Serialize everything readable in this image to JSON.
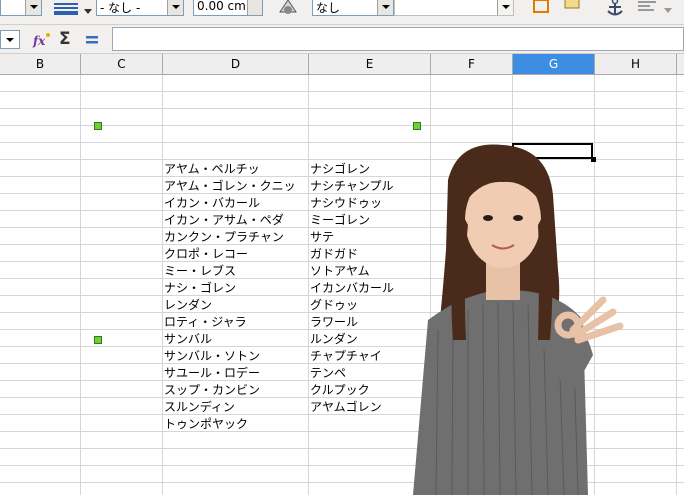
{
  "toolbar": {
    "line_style_value": "- なし -",
    "line_width_value": "0.00 cm",
    "area_style_value": "なし"
  },
  "columns": [
    "B",
    "C",
    "D",
    "E",
    "F",
    "G",
    "H"
  ],
  "selected_column": "G",
  "column_d": [
    "アヤム・ペルチッ",
    "アヤム・ゴレン・クニッ",
    "イカン・バカール",
    "イカン・アサム・ペダ",
    "カンクン・プラチャン",
    "クロポ・レコー",
    "ミー・レブス",
    "ナシ・ゴレン",
    "レンダン",
    "ロティ・ジャラ",
    "サンバル",
    "サンバル・ソトン",
    "サユール・ロデー",
    "スップ・カンビン",
    "スルンディン",
    "トゥンポヤック"
  ],
  "column_e": [
    "ナシゴレン",
    "ナシチャンプル",
    "ナシウドゥッ",
    "ミーゴレン",
    "サテ",
    "ガドガド",
    "ソトアヤム",
    "イカンバカール",
    "グドゥッ",
    "ラワール",
    "ルンダン",
    "チャプチャイ",
    "テンペ",
    "クルプック",
    "アヤムゴレン"
  ],
  "colors": {
    "selected_header": "#3d8ee3",
    "handle": "#6fcf3a"
  }
}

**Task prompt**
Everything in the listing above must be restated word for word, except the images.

**Written reply**
Serialize everything readable in this image to JSON.
{
  "toolbar": {
    "line_style_value": "- なし -",
    "line_width_value": "0.00 cm",
    "area_style_value": "なし"
  },
  "columns": [
    "B",
    "C",
    "D",
    "E",
    "F",
    "G",
    "H"
  ],
  "selected_column": "G",
  "column_d": [
    "アヤム・ペルチッ",
    "アヤム・ゴレン・クニッ",
    "イカン・バカール",
    "イカン・アサム・ペダ",
    "カンクン・プラチャン",
    "クロポ・レコー",
    "ミー・レブス",
    "ナシ・ゴレン",
    "レンダン",
    "ロティ・ジャラ",
    "サンバル",
    "サンバル・ソトン",
    "サユール・ロデー",
    "スップ・カンビン",
    "スルンディン",
    "トゥンポヤック"
  ],
  "column_e": [
    "ナシゴレン",
    "ナシチャンプル",
    "ナシウドゥッ",
    "ミーゴレン",
    "サテ",
    "ガドガド",
    "ソトアヤム",
    "イカンバカール",
    "グドゥッ",
    "ラワール",
    "ルンダン",
    "チャプチャイ",
    "テンペ",
    "クルプック",
    "アヤムゴレン"
  ],
  "colors": {
    "selected_header": "#3d8ee3",
    "handle": "#6fcf3a"
  }
}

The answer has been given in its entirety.